## Work instructions
In this exercise, return each entry exactly as given.
+++
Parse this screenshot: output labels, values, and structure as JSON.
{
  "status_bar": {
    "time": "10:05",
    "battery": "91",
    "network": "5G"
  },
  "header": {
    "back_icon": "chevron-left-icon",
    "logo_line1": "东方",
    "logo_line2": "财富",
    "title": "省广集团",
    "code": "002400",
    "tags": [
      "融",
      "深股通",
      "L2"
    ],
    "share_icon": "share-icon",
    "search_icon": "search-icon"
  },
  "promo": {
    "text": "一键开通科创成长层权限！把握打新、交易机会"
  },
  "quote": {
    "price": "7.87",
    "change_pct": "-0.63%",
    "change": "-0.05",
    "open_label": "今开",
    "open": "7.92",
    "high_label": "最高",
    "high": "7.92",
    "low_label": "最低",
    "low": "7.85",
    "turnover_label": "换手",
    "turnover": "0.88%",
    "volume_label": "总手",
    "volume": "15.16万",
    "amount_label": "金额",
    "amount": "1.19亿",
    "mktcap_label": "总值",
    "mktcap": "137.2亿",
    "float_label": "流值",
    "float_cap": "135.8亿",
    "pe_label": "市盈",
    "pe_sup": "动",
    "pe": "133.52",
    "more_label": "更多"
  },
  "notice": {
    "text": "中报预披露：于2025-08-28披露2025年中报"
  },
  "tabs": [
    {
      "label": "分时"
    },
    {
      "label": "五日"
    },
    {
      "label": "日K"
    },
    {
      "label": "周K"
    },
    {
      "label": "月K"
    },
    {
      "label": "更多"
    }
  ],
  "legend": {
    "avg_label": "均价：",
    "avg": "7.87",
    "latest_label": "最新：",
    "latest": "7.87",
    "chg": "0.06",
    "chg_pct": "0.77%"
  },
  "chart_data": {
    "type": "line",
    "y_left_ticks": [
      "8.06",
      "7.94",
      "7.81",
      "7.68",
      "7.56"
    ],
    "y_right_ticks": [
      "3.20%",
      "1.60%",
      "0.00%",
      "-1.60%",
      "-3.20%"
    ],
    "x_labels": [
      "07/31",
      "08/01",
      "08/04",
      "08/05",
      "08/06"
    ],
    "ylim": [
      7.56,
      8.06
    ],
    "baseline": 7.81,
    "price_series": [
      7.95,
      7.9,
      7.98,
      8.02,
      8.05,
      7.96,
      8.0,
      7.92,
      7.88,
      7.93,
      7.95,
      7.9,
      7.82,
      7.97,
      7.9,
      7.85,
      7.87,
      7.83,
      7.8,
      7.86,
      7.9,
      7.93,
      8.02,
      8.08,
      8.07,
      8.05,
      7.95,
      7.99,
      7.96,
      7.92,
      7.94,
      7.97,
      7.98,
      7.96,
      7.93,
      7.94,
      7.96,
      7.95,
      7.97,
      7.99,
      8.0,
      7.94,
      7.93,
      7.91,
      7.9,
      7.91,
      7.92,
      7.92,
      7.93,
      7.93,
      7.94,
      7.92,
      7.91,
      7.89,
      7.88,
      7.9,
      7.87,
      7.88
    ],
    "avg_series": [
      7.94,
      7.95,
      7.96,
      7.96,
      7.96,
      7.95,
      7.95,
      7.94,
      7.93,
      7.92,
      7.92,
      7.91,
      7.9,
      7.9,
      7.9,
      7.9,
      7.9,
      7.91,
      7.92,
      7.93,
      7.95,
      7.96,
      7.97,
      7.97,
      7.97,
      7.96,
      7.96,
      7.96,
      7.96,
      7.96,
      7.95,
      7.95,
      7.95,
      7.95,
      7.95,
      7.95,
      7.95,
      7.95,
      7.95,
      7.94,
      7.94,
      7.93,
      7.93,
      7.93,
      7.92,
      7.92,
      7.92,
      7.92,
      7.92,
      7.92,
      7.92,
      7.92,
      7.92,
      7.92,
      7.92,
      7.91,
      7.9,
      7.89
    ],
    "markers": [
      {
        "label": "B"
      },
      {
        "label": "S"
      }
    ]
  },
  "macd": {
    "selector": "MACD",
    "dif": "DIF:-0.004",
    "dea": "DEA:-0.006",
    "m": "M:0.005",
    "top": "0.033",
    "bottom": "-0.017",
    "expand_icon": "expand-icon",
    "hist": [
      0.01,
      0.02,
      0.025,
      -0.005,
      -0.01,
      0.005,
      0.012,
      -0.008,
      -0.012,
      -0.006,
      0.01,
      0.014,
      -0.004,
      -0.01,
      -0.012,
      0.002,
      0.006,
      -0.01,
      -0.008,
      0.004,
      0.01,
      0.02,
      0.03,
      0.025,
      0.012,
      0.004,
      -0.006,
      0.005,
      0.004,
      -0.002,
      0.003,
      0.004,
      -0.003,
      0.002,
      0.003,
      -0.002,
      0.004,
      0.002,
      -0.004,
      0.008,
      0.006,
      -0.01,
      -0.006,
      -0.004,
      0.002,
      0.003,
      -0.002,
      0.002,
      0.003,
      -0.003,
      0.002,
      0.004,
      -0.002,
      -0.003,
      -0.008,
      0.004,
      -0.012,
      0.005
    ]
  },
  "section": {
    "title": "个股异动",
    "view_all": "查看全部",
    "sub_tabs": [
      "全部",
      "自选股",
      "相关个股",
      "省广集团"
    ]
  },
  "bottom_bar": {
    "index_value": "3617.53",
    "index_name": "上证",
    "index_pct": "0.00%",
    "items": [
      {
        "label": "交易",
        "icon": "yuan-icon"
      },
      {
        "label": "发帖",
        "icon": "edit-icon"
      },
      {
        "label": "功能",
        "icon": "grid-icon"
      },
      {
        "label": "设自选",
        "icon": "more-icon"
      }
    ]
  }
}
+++
## The completed task
Parse this screenshot: output labels, values, and structure as JSON.
{
  "status_bar": {
    "time": "10:05",
    "battery": "91",
    "network": "5G"
  },
  "header": {
    "back_icon": "chevron-left-icon",
    "logo_line1": "东方",
    "logo_line2": "财富",
    "title": "省广集团",
    "code": "002400",
    "tags": [
      "融",
      "深股通",
      "L2"
    ],
    "share_icon": "share-icon",
    "search_icon": "search-icon"
  },
  "promo": {
    "text": "一键开通科创成长层权限！把握打新、交易机会"
  },
  "quote": {
    "price": "7.87",
    "change_pct": "-0.63%",
    "change": "-0.05",
    "open_label": "今开",
    "open": "7.92",
    "high_label": "最高",
    "high": "7.92",
    "low_label": "最低",
    "low": "7.85",
    "turnover_label": "换手",
    "turnover": "0.88%",
    "volume_label": "总手",
    "volume": "15.16万",
    "amount_label": "金额",
    "amount": "1.19亿",
    "mktcap_label": "总值",
    "mktcap": "137.2亿",
    "float_label": "流值",
    "float_cap": "135.8亿",
    "pe_label": "市盈",
    "pe_sup": "动",
    "pe": "133.52",
    "more_label": "更多"
  },
  "notice": {
    "text": "中报预披露：于2025-08-28披露2025年中报"
  },
  "tabs": [
    {
      "label": "分时"
    },
    {
      "label": "五日"
    },
    {
      "label": "日K"
    },
    {
      "label": "周K"
    },
    {
      "label": "月K"
    },
    {
      "label": "更多"
    }
  ],
  "legend": {
    "avg_label": "均价：",
    "avg": "7.87",
    "latest_label": "最新：",
    "latest": "7.87",
    "chg": "0.06",
    "chg_pct": "0.77%"
  },
  "chart_data": {
    "type": "line",
    "y_left_ticks": [
      "8.06",
      "7.94",
      "7.81",
      "7.68",
      "7.56"
    ],
    "y_right_ticks": [
      "3.20%",
      "1.60%",
      "0.00%",
      "-1.60%",
      "-3.20%"
    ],
    "x_labels": [
      "07/31",
      "08/01",
      "08/04",
      "08/05",
      "08/06"
    ],
    "ylim": [
      7.56,
      8.06
    ],
    "baseline": 7.81,
    "price_series": [
      7.95,
      7.9,
      7.98,
      8.02,
      8.05,
      7.96,
      8.0,
      7.92,
      7.88,
      7.93,
      7.95,
      7.9,
      7.82,
      7.97,
      7.9,
      7.85,
      7.87,
      7.83,
      7.8,
      7.86,
      7.9,
      7.93,
      8.02,
      8.08,
      8.07,
      8.05,
      7.95,
      7.99,
      7.96,
      7.92,
      7.94,
      7.97,
      7.98,
      7.96,
      7.93,
      7.94,
      7.96,
      7.95,
      7.97,
      7.99,
      8.0,
      7.94,
      7.93,
      7.91,
      7.9,
      7.91,
      7.92,
      7.92,
      7.93,
      7.93,
      7.94,
      7.92,
      7.91,
      7.89,
      7.88,
      7.9,
      7.87,
      7.88
    ],
    "avg_series": [
      7.94,
      7.95,
      7.96,
      7.96,
      7.96,
      7.95,
      7.95,
      7.94,
      7.93,
      7.92,
      7.92,
      7.91,
      7.9,
      7.9,
      7.9,
      7.9,
      7.9,
      7.91,
      7.92,
      7.93,
      7.95,
      7.96,
      7.97,
      7.97,
      7.97,
      7.96,
      7.96,
      7.96,
      7.96,
      7.96,
      7.95,
      7.95,
      7.95,
      7.95,
      7.95,
      7.95,
      7.95,
      7.95,
      7.95,
      7.94,
      7.94,
      7.93,
      7.93,
      7.93,
      7.92,
      7.92,
      7.92,
      7.92,
      7.92,
      7.92,
      7.92,
      7.92,
      7.92,
      7.92,
      7.92,
      7.91,
      7.9,
      7.89
    ],
    "markers": [
      {
        "label": "B"
      },
      {
        "label": "S"
      }
    ]
  },
  "macd": {
    "selector": "MACD",
    "dif": "DIF:-0.004",
    "dea": "DEA:-0.006",
    "m": "M:0.005",
    "top": "0.033",
    "bottom": "-0.017",
    "expand_icon": "expand-icon",
    "hist": [
      0.01,
      0.02,
      0.025,
      -0.005,
      -0.01,
      0.005,
      0.012,
      -0.008,
      -0.012,
      -0.006,
      0.01,
      0.014,
      -0.004,
      -0.01,
      -0.012,
      0.002,
      0.006,
      -0.01,
      -0.008,
      0.004,
      0.01,
      0.02,
      0.03,
      0.025,
      0.012,
      0.004,
      -0.006,
      0.005,
      0.004,
      -0.002,
      0.003,
      0.004,
      -0.003,
      0.002,
      0.003,
      -0.002,
      0.004,
      0.002,
      -0.004,
      0.008,
      0.006,
      -0.01,
      -0.006,
      -0.004,
      0.002,
      0.003,
      -0.002,
      0.002,
      0.003,
      -0.003,
      0.002,
      0.004,
      -0.002,
      -0.003,
      -0.008,
      0.004,
      -0.012,
      0.005
    ]
  },
  "section": {
    "title": "个股异动",
    "view_all": "查看全部",
    "sub_tabs": [
      "全部",
      "自选股",
      "相关个股",
      "省广集团"
    ]
  },
  "bottom_bar": {
    "index_value": "3617.53",
    "index_name": "上证",
    "index_pct": "0.00%",
    "items": [
      {
        "label": "交易",
        "icon": "yuan-icon"
      },
      {
        "label": "发帖",
        "icon": "edit-icon"
      },
      {
        "label": "功能",
        "icon": "grid-icon"
      },
      {
        "label": "设自选",
        "icon": "more-icon"
      }
    ]
  }
}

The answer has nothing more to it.